## Task description
In the records below, find every line with the word "Modell" and copy it.

## Data records
========================================

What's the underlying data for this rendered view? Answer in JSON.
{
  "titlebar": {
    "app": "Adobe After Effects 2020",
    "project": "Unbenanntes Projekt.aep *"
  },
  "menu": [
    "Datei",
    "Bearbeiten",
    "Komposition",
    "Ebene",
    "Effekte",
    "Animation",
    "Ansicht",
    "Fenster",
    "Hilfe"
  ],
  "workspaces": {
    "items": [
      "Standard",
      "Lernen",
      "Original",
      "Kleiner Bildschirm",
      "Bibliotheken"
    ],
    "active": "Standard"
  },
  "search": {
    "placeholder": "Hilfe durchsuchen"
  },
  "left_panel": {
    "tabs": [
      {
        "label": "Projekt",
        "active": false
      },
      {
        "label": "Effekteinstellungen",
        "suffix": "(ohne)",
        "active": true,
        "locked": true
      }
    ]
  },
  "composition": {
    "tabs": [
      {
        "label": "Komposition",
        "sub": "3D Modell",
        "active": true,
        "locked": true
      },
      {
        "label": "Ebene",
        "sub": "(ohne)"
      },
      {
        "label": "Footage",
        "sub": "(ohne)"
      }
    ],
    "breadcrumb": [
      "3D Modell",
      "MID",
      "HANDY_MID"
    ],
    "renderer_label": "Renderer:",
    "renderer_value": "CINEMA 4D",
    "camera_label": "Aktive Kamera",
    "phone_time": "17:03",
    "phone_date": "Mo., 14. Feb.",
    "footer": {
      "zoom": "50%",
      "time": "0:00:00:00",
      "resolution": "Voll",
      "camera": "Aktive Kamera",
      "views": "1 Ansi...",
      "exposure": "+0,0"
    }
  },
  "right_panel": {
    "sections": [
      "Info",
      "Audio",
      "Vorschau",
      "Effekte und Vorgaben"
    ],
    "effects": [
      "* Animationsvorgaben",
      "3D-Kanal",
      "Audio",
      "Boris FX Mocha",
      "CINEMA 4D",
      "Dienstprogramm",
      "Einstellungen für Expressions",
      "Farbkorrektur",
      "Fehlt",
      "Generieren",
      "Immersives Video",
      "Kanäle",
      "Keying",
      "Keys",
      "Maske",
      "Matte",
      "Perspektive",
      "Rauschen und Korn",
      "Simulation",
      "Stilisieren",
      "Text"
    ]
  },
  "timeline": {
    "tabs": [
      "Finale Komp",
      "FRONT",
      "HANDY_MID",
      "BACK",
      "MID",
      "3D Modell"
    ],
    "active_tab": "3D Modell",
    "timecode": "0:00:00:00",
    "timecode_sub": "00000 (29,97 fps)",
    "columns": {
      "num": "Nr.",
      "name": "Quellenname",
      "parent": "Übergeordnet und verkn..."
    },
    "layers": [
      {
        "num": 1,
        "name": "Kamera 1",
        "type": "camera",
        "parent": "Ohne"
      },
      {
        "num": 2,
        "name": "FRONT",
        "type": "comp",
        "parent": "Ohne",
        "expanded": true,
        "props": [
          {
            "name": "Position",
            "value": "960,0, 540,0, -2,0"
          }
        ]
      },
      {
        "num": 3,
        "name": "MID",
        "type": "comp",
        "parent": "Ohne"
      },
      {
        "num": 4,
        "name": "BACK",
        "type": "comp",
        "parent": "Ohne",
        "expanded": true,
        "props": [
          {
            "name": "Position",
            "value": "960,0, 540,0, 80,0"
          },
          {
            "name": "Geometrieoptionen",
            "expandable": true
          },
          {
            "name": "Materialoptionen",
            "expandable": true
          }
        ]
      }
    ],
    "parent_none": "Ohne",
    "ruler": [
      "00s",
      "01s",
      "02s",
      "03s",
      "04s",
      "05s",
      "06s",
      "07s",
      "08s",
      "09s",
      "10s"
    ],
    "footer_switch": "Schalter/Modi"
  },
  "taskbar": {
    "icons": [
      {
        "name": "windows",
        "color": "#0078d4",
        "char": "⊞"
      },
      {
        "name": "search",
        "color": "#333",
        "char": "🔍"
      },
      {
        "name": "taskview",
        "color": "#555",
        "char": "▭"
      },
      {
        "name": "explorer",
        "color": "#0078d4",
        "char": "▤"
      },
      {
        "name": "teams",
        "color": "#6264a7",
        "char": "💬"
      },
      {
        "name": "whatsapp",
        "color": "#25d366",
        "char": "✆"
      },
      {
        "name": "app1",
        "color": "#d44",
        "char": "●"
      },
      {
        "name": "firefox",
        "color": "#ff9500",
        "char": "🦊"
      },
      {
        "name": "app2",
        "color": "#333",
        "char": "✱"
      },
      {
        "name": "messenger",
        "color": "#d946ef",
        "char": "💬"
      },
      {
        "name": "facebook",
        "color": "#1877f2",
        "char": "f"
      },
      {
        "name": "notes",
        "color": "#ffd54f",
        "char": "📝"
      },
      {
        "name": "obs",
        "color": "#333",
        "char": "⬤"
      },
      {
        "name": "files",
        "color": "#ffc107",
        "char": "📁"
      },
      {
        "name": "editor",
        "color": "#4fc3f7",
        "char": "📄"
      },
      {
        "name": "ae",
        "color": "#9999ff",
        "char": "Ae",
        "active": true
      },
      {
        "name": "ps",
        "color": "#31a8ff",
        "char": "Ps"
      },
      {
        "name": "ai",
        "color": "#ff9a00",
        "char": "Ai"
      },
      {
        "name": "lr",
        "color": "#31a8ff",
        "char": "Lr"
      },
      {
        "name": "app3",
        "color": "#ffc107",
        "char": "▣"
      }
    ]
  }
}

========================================

## Answer section
        "sub": "3D Modell",
      "3D Modell",
      "3D Modell"
    "active_tab": "3D Modell",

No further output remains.